These games include Fortnite Battle Royale, a free to play spin-off mode of zombie fighting and building crafting video game Fortnite. Fortnite Battle Royale now makes more money than PUBG, with both games pulling in over $100 million a monthaccording to games industry analysis firm SuperData Research. Other games with battle royale modes including the vehicle-based battle royale modes in Grand Theft Auto Online (the multiplayer mode of Grand Theft Auto 5) and H1Z1, and there’s Hunt: Showdown which is a more macabre take on the genre.

While the battle royale genre is becoming overly saturated, it’s easy to see why so many video game developers are following the trend. Establishing a new take on a game and making it a huge success is a far greater risk than just following the beaten path and building upon game genres and even brands that have already been established as successful. It’s why video game developers have found huge success by creating video game tie-ins to existing forms of media, from popular television shows and movie franchises to celebrity personalities with strong fan bases. DC Comics’ fighting game Injustice 2 is a prime example of this as it uses the combined brand power of established superheroessuch as Batman and Supergirl as well as playable characters like the Teenage Mutant Ninja Turtles to pique fan interest. Video game developer NetEnt also has a significant line-up of games based on branded properties, including the Planet of the Apes and Guns N’ Roses. The Kim Kardashian: Hollywood and Demi Lovato: Path to Fame mobile games have also used their titular celebrities’ star power to find success. It’s also for this reason that we see so many takes on existing game genres and tropes such as first-person shooters like Call of Duty that have either futuristic or historical settings or match 3 games such as Candy Crush Saga that ask players to match brightly colored symbols and use helpful power-ups. Gamers know what they like, and developers are eager to give it to them.

Quizzing the Community

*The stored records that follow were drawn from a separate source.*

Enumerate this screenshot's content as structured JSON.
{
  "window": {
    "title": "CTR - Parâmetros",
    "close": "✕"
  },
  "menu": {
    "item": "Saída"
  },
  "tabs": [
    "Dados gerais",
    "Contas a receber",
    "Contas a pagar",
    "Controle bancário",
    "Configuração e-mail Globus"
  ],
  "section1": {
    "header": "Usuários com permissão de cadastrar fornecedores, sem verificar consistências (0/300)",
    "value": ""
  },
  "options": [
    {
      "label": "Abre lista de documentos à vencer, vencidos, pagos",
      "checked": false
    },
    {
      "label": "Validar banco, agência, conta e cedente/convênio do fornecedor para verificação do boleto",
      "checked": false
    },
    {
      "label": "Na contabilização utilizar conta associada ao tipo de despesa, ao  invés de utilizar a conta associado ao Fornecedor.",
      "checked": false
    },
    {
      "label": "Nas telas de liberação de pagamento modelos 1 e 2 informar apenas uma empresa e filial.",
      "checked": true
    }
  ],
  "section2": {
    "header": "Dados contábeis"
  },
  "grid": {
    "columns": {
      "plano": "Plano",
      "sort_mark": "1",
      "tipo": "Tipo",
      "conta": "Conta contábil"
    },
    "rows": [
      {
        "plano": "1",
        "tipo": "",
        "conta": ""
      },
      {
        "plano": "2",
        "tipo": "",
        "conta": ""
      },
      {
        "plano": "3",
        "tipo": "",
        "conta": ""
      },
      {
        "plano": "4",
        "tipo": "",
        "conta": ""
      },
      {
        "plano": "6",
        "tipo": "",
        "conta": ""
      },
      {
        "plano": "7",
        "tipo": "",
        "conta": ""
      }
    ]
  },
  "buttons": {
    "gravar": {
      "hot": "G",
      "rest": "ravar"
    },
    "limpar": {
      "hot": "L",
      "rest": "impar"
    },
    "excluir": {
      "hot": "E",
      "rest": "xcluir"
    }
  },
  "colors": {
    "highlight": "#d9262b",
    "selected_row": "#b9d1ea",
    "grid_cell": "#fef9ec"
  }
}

When video game developers do decide to branch out, however, taking into account the community’s wants is often one of the smartest methods. Developers can use social media to directly ask for fan feedback or they can themselves keep tabs on how players are responding to other games. Social media comments surrounding the aforementioned battle royale games is a good example of this. Another good example of this is the backlash surrounding Star Wars Battlefront 2 loot boxes in late 2017. Players weren’t happy that the game’s business model asked them to pay to unlock gameplay-affecting contentand as such, publisher EA removed loot boxes from the game. For many, game developers are only expected to feature loot boxes with cosmetic-only content (rather than gameplay content). Some developers have taken this on board, in attempts to avoid similar backlash.

Likewise, the trailer for Call of Duty: Infinite Warfare received mass dislikes on YouTube as players were unhappy with the game’s decision to take the action to space. The response from fans reflected a saturated market already full of futuristic shooters. Call of Duty publisher Activision has since taken note of this and not only did it release the historical Call of Duty: WW2 just one year after Infinite Warfare, but it also directly acknowledged fan concerns.

The messages posted by angry gamers on social media or the responses collected through player surveys may not always be the best indicator for a developer because the replies may be untruthful. Developers may also struggle to find success in gameplay trends if every other developer has the same idea. But with the games industry being so rich in potential and with there being such a need to stand out, developers must use all of the tools that they have at their disposal in order to find video game success – and feedback on social media and elsewhere is definitely something to be taken into account.